The Federal Trade Commission started the year by making a major statement regarding how they feel about questionable auto dealer advertising practices with their Operation Steer Clear action in January. Just to remind us that they weren't kidding around, they've apparently decided to end the year with a splash: FTC Takes Action Against Two Auto Dealership Chains For Violating 2012 Orders Prohibiting Deceptive Advertising of Vehicle Costs.
As I predicted in my January 22nd post, The FTC Strikes Again - You Ain't Seen Nothing Yet, dealer advertising is on the FTC's radar and they're not going away anytime soon.
According to media accounts, one of the dealers cited in the most recent action stated "Was it fair? Absolutely not. The reason we settled it was because it was less expensive than to go to court."
Well, as we parents are so fond of telling our children: "Life isn't fair..."
This dealer and his legal counsel apparently feel that the FTC has not been clear in delineating their expectations regarding compliant advertising. Perhaps that's true, but after attending the FTC's dealer advertising press conference this past March, I'm not sure I completely agree. As I outlined in the post Key Takeaways from the FTC's Dealer Advertising Webinar, it seems to me that the FTC has been pretty forthcoming about their perspectives regarding proper advertising.

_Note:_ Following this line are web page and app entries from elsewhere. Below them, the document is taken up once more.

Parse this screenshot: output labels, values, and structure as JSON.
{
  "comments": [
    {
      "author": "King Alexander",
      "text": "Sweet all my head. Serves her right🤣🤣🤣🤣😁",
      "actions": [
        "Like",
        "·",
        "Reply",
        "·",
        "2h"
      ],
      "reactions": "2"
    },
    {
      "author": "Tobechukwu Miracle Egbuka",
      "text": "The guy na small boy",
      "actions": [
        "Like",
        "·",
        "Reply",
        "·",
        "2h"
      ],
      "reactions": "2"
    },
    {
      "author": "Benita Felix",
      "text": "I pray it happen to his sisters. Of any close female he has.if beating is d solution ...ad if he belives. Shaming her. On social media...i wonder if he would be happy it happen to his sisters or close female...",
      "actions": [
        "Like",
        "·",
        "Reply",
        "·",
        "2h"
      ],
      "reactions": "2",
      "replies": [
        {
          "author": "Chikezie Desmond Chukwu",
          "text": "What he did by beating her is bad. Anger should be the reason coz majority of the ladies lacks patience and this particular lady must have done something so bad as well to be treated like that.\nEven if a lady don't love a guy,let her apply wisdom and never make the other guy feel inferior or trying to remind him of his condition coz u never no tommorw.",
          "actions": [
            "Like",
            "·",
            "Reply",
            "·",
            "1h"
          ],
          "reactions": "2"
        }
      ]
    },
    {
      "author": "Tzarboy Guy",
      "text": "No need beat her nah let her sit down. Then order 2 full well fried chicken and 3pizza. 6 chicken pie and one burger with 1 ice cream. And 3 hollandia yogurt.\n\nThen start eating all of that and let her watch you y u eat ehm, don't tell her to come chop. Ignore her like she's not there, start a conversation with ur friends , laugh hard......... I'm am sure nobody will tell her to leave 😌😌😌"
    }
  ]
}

I've said it many times before and I'll say it once again: If you’re not sure that your advertising is compliant, don’t guess! It makes sense to have your advertisements reviewed, and edited if necessary, by someone knowledgeable before publication. It may cost a few bucks, but it’s a small price to pay.
$360,000 (plus legal fees) and bad press seems like a really high price to pay for guessing wrong.
For a quick refresher on how regulators view advertising, you may want to check out this post: 10 Advertising Guidelines That Every Dealer Should Be Familiar With.